upper control arm uses a shorter length than factory allowing the pinion
angle to reach stock specifications. Because it is fixed, the adjustablility
is not there to fine tune the angles for hardcore racers.
Upper Control Arms
The rear upper control arm also takes part of the load from the rear axle
during hard launches on the street and dragstip. The factory piece has a soft
rubber bushing in addition to being a stamped steel piece. A good idea for
anyone lowering their car (or even keeping stock ride height) is to upgrade
this filmsy factory piece with a more stout aftermarket unit. The harder
rubber bushing and stiffer design will eliminate deflection and reduce wheel
hop under hard acceleration. There may be some small increase in NVH from
going to stiffer bushings though.
Lower Control Arms
Because the S197’s relocated the spring mounts from the lower control
arms to the top of the rear axle, the rear control arms are much smaller than
previous iterations of the car. They are still built using steel stampings
with large soft bushings. To stiffen up the rear suspension even more,
quality aftermarket control arms should be considered. There are 3 basic
options to consider for your car when looking to upgrade your control arms;
fixed length street, adjustable street and adjustable race. The fixed length
street control arms typically are tubular or boxed steel design with urethane

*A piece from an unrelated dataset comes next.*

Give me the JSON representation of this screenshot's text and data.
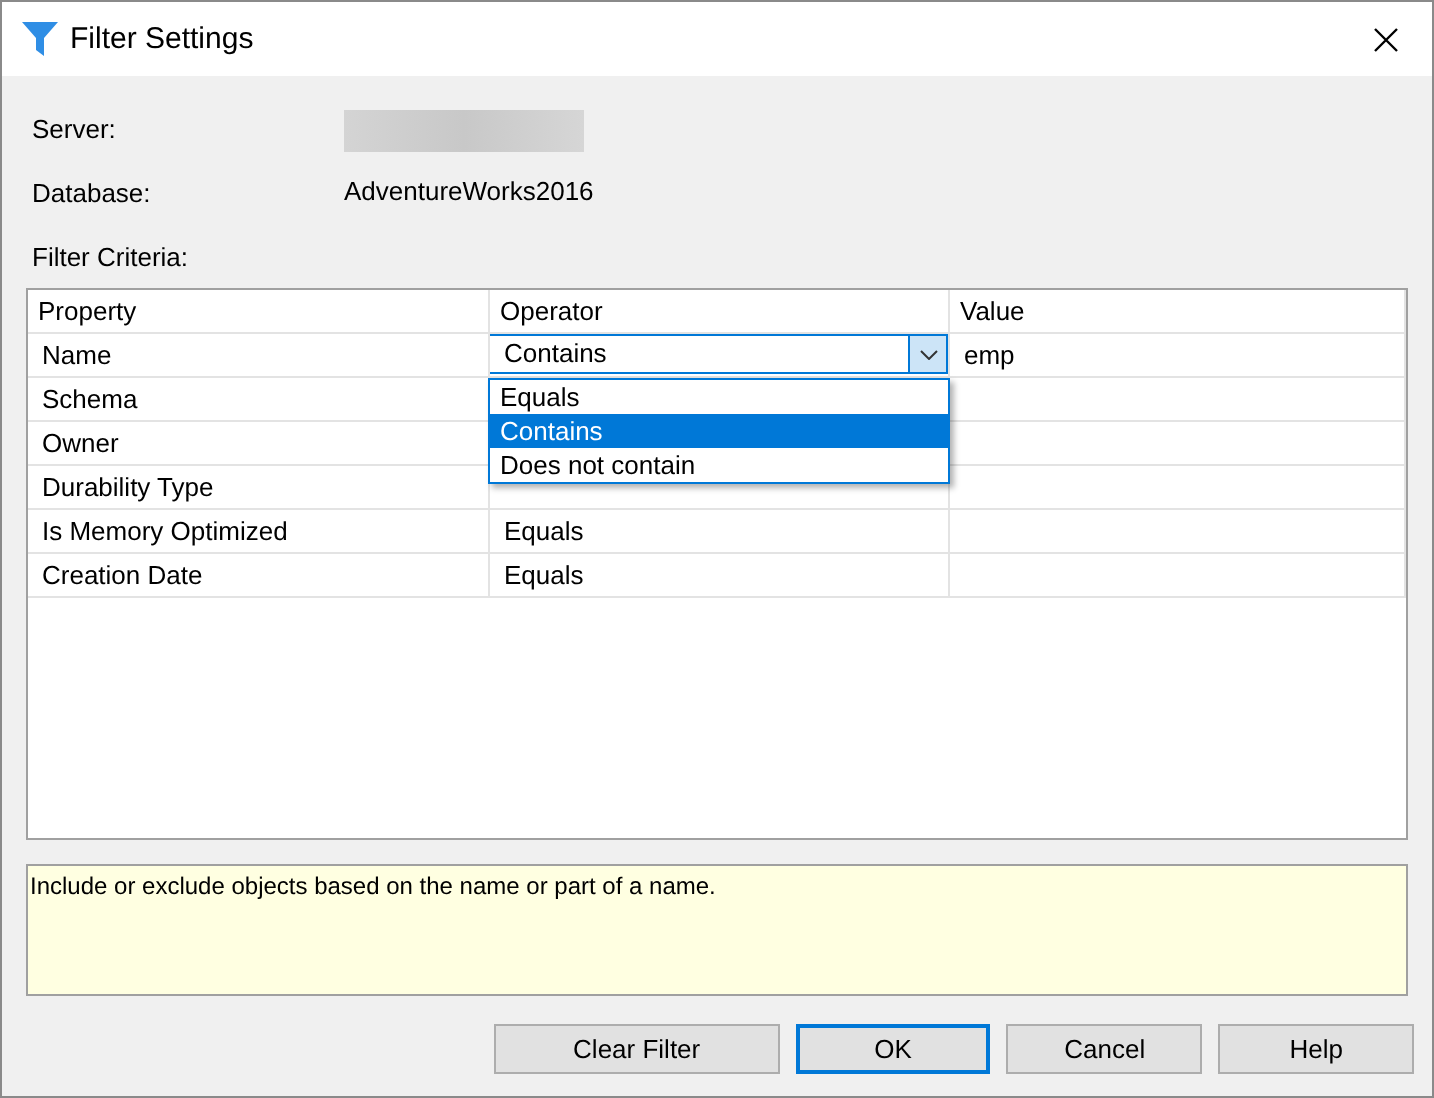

bushings at either end. These control arms are the most road friendly of the
available control arms. Adjustable street control arms have a threaded
portion which can be used to correct pinion angle. Additionally, some
adjustable “street” control arms can come with spherical rod ends
on one side. According to Steeda, control arms like this are liveable on the
steet and will have a slight increase in NVH. The full race rear control arms
are similar to the adjustable street control arms, but they usually have
spherical rod ends at both ends of arm. The benefit to this is a very stiff
design with no bushing deflection. The negative aspect of these control arms
is a significant increase in NVH which would likely be unbearable on the
street. One thing to note which has been shown on the forums quite a bit is
that following the lubrication instructions for the bushings is critical.
Using the incorrect lubricant or too much of it will result in premature
failing of the bushings.
Because the rear suspension uses a panhard rod to locate the rear axle in the
lateral direction, as the suspension is lowered this can cause the rear
suspension to shift to one side. This effect will become more pronounced as
the car is lowered. An adjustable panhard rod will correct this shift in the
axle and allow the rear wheels. Aftermarket panhard rods are also built
sturdier and with stiffer bushings than factory pieces. Just like the rear
lower control arms, some panhard rods feature spherical rod ends and some
urethane bushings. The same NVH and deflection issues as with the lower
control arms should be taken into consideration with your purchase.